Web page and app entries:
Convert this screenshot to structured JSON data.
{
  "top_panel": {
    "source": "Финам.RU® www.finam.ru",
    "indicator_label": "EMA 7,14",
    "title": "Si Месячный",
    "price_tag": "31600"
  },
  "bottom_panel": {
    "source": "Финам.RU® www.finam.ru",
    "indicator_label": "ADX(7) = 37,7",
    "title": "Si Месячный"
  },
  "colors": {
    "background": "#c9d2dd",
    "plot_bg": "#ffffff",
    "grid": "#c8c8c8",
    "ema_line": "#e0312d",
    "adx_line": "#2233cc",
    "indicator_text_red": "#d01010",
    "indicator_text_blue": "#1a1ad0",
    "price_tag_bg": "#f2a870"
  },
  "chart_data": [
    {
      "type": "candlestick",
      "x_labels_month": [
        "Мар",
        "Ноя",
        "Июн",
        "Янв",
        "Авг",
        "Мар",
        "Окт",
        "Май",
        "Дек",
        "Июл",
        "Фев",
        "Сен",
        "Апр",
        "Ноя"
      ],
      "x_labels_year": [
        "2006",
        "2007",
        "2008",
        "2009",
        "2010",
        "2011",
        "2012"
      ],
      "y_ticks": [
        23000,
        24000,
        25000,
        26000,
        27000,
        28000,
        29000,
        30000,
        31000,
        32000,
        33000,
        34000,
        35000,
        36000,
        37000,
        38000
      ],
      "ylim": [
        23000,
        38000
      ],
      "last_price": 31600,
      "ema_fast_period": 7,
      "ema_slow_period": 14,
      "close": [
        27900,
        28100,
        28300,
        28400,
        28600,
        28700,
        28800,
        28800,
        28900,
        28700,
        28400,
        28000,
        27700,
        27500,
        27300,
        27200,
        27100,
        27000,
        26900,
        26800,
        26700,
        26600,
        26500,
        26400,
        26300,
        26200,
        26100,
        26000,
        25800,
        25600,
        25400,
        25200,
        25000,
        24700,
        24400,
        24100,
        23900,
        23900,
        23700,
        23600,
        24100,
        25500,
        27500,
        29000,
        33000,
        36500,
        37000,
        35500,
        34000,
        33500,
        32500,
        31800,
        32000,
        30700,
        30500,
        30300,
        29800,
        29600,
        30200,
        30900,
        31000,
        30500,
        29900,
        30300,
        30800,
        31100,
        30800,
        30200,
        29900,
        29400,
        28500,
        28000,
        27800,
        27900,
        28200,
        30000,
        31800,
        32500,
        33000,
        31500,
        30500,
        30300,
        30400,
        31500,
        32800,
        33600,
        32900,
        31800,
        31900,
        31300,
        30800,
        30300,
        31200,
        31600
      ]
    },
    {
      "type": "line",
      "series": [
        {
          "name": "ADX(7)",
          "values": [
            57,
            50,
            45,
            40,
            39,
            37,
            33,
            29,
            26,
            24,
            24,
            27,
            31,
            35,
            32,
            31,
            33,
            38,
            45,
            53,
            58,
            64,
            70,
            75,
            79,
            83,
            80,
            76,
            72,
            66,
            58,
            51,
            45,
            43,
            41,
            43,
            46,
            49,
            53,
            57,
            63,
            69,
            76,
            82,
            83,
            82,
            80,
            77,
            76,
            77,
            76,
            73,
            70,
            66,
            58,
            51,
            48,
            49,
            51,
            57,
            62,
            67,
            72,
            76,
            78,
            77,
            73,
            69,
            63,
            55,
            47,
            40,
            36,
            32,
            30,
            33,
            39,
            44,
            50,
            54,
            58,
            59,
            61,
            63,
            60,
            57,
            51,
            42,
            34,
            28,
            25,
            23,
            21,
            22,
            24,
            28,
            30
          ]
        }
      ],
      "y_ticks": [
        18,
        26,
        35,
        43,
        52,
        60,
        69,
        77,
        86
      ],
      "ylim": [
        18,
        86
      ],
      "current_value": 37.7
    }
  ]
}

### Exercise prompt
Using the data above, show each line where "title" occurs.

### Response to the exercise
    "title": "Si Месячный",
    "title": "Si Месячный"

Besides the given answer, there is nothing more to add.